Start of Data shown

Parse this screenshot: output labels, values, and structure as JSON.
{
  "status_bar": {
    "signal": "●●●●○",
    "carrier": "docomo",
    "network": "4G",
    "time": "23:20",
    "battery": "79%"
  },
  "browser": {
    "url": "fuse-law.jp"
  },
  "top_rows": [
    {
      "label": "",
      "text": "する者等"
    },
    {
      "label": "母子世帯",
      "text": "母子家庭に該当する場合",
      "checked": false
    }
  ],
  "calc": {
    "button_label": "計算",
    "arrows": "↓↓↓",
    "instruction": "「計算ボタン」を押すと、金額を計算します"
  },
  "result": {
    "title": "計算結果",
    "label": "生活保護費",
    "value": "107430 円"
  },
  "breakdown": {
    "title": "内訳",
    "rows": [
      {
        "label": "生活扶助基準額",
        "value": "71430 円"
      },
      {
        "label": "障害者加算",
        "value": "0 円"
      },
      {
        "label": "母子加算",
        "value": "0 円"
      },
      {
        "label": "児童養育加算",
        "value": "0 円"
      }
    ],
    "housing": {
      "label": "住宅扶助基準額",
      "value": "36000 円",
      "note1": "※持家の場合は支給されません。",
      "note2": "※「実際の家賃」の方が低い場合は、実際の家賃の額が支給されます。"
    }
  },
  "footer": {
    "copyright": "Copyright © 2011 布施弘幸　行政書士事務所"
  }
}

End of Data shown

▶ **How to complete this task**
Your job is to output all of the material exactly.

▶ **Exercise output**
Parse this screenshot: output labels, values, and structure as JSON.
{
  "status_bar": {
    "signal": "●●●●○",
    "carrier": "docomo",
    "network": "4G",
    "time": "23:20",
    "battery": "79%"
  },
  "browser": {
    "url": "fuse-law.jp"
  },
  "top_rows": [
    {
      "label": "",
      "text": "する者等"
    },
    {
      "label": "母子世帯",
      "text": "母子家庭に該当する場合",
      "checked": false
    }
  ],
  "calc": {
    "button_label": "計算",
    "arrows": "↓↓↓",
    "instruction": "「計算ボタン」を押すと、金額を計算します"
  },
  "result": {
    "title": "計算結果",
    "label": "生活保護費",
    "value": "107430 円"
  },
  "breakdown": {
    "title": "内訳",
    "rows": [
      {
        "label": "生活扶助基準額",
        "value": "71430 円"
      },
      {
        "label": "障害者加算",
        "value": "0 円"
      },
      {
        "label": "母子加算",
        "value": "0 円"
      },
      {
        "label": "児童養育加算",
        "value": "0 円"
      }
    ],
    "housing": {
      "label": "住宅扶助基準額",
      "value": "36000 円",
      "note1": "※持家の場合は支給されません。",
      "note2": "※「実際の家賃」の方が低い場合は、実際の家賃の額が支給されます。"
    }
  },
  "footer": {
    "copyright": "Copyright © 2011 布施弘幸　行政書士事務所"
  }
}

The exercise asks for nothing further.